  52. 52. KAIZEN The definition of Kaizen is "improvement" and particularly------"Continuous Improvement"-- slow, incremental but constant Small-scale improvements are easier and faster. The risks are lower because they generally have limited effect. However, the accumulated effect is often greater than a single large improvement
  53. 53. Takt Time The desired time between units of production and output, synchronized to customer demand. The concept carries backward through a process stream. Ideally, every step synchronizes with the final output. Takt Time is fundamental to Lean Manufacturing.
  54. 54. Takt time is useful for lean cells These are typical of the work cells at Toyota and what most people think of when they picture a cell.
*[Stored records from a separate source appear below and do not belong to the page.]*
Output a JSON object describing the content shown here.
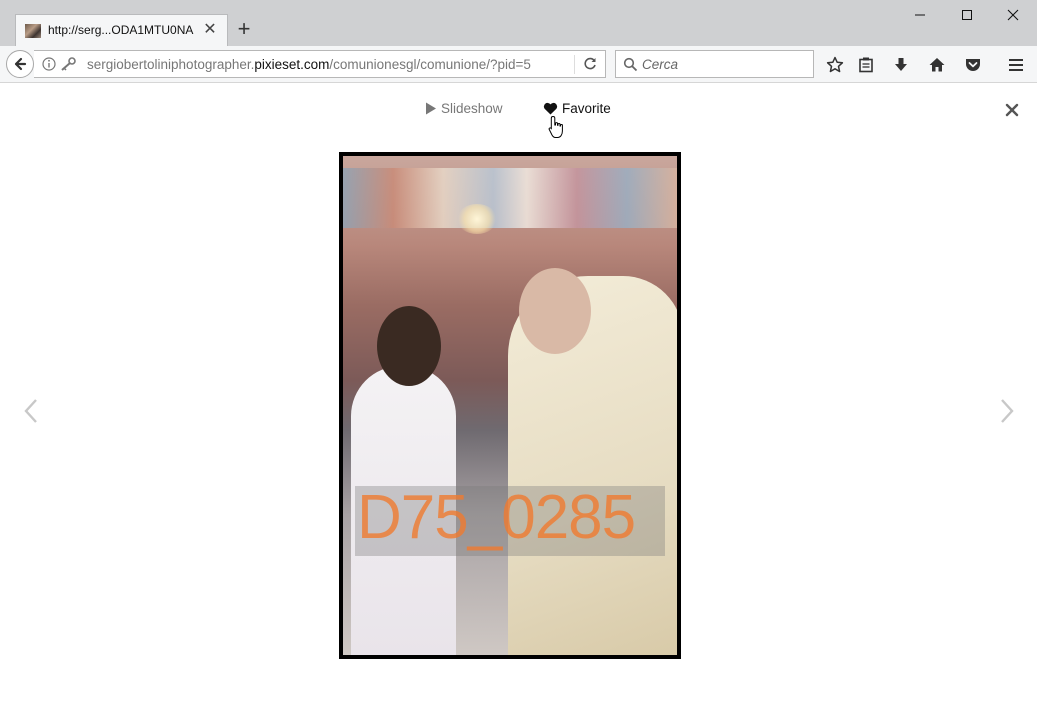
{
  "browser": {
    "tab": {
      "title": "http://serg...ODA1MTU0NA"
    },
    "urlbar": {
      "prefix": "sergiobertoliniphotographer.",
      "domain": "pixieset.com",
      "suffix": "/comunionesgl/comunione/?pid=5"
    },
    "search": {
      "placeholder": "Cerca"
    },
    "icons": {
      "back": "back-arrow-icon",
      "info": "info-icon",
      "key": "key-icon",
      "reload": "reload-icon",
      "search": "magnifier-icon",
      "bookmark": "star-icon",
      "reading": "clipboard-icon",
      "download": "download-arrow-icon",
      "home": "home-icon",
      "pocket": "pocket-icon",
      "menu": "hamburger-icon"
    }
  },
  "viewer": {
    "slideshow_label": "Slideshow",
    "favorite_label": "Favorite",
    "photo_watermark": "D75_0285",
    "colors": {
      "watermark": "#f07b30",
      "muted": "#777777"
    }
  }
}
Such cells have:  Minimal Setups  A Single Routing  Identical Work Times for All Products  Job-shops and other low-volume, high-variety operations can also use cellular manufacturing, it's just a bit more complicated
  55. 55.  Small lot production (ideally one piece) is an important component of any Lean strategy. Lot size directly affects inventory and scheduling The larger the lot size the more time, materials, money, inventory, lead time, scrap is produced and lead time and scheduling is extended.
  56. 56. Batching has an even greater effect on inventory. This chart shows the minimum inventory on hand downstream of the work center. A lot size of 20 units generates an average inventory of 15 units. A lot size of 200 generates an average inventory of 93 units with wide fluctuations. This is a 600% increase! Actual inventory would be much larger than shown here because of the uncertainty of fluctuations, the difficulty of correcting a stock out and the need for coping with other contingencies.
  57. 57. The chart above shows the effect of large and small lots on one particular work center's production. A green line shows daily demand from the customer. It averages 50 units/day and does not vary more than about 20%. The black line shows the actual production if units are made in lots of 20 or about 0.4 days of demand. With this small lot size, required production tracks demand and even smoothes the demand a bit. Output is quite linear.
  58. 58. A lot size of 200 units is about 4.0 days of demand. The purple line shows production requirements. Here there are large, intermittent swings between 200 units and 0 units-- very non-linear. This kind of pattern complicates scheduling, precludes the use of kanban and generates large inventories. The slightest glitch can cause stock outs
  59. 59. Leaders must lead! Everyone must be involved without exception! Lean applies to the office and shop floor and it “paves the approach” necessary for all other improvements which are the long-term hope for a company’s survival. “You will achieve the level of excellence that you demonstrate you want to achieve.” Dupont